(The problem): Please copy every line of the records below that holds the word "image".

Data items

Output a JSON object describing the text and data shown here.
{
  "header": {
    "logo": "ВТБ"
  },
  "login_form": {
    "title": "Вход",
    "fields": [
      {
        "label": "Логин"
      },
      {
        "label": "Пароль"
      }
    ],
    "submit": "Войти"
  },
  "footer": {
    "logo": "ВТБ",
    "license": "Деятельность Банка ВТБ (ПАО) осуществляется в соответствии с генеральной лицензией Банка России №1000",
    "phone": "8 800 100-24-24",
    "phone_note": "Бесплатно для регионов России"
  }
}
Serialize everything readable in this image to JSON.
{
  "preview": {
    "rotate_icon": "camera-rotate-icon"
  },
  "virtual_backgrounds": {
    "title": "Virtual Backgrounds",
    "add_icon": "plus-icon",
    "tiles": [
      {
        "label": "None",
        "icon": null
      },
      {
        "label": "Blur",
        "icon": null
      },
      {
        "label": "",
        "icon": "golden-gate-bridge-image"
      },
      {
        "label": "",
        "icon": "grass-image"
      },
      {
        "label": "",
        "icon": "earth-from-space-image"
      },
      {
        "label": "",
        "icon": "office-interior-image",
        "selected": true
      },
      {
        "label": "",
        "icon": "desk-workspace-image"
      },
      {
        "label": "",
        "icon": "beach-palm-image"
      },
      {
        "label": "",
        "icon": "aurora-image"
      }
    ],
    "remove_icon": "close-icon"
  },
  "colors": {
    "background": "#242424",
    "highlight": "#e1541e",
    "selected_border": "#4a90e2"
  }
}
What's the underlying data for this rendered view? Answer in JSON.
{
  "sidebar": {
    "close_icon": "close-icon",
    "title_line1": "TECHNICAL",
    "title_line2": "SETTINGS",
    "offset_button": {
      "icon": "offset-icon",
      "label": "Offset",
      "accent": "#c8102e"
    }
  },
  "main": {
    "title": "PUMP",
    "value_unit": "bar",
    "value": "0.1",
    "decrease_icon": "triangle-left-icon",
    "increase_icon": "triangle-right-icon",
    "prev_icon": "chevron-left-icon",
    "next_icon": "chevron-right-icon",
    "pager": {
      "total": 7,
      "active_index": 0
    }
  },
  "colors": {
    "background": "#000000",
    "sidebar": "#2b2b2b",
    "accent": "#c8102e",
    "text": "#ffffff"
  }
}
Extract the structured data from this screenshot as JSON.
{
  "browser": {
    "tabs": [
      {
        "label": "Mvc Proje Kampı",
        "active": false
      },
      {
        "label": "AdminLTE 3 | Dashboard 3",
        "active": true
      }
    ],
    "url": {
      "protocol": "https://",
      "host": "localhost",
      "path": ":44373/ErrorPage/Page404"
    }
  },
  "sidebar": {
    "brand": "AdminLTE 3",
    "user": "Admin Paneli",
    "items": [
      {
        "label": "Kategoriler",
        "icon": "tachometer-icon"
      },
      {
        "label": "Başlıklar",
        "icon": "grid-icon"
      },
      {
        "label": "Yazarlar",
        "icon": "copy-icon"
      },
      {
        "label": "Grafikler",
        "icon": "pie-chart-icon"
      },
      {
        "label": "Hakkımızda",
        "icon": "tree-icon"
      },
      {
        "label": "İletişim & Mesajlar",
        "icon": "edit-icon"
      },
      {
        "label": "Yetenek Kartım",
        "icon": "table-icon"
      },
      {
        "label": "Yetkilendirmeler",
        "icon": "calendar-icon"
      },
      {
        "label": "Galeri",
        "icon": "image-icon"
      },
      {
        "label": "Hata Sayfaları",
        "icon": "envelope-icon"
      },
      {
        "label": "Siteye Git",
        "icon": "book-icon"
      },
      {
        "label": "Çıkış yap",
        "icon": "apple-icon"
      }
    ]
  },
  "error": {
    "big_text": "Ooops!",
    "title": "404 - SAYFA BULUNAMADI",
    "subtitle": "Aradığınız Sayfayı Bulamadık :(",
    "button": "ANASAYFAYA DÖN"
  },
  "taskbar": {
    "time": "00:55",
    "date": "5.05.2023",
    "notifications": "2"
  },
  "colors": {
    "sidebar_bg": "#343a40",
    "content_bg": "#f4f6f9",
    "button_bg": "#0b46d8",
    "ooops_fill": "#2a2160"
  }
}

(Your response):
Serialize everything readable in this image to JSON.
        "icon": "golden-gate-bridge-image"
        "icon": "grass-image"
        "icon": "earth-from-space-image"
        "icon": "office-interior-image",
        "icon": "desk-workspace-image"
        "icon": "beach-palm-image"
        "icon": "aurora-image"
        "icon": "image-icon"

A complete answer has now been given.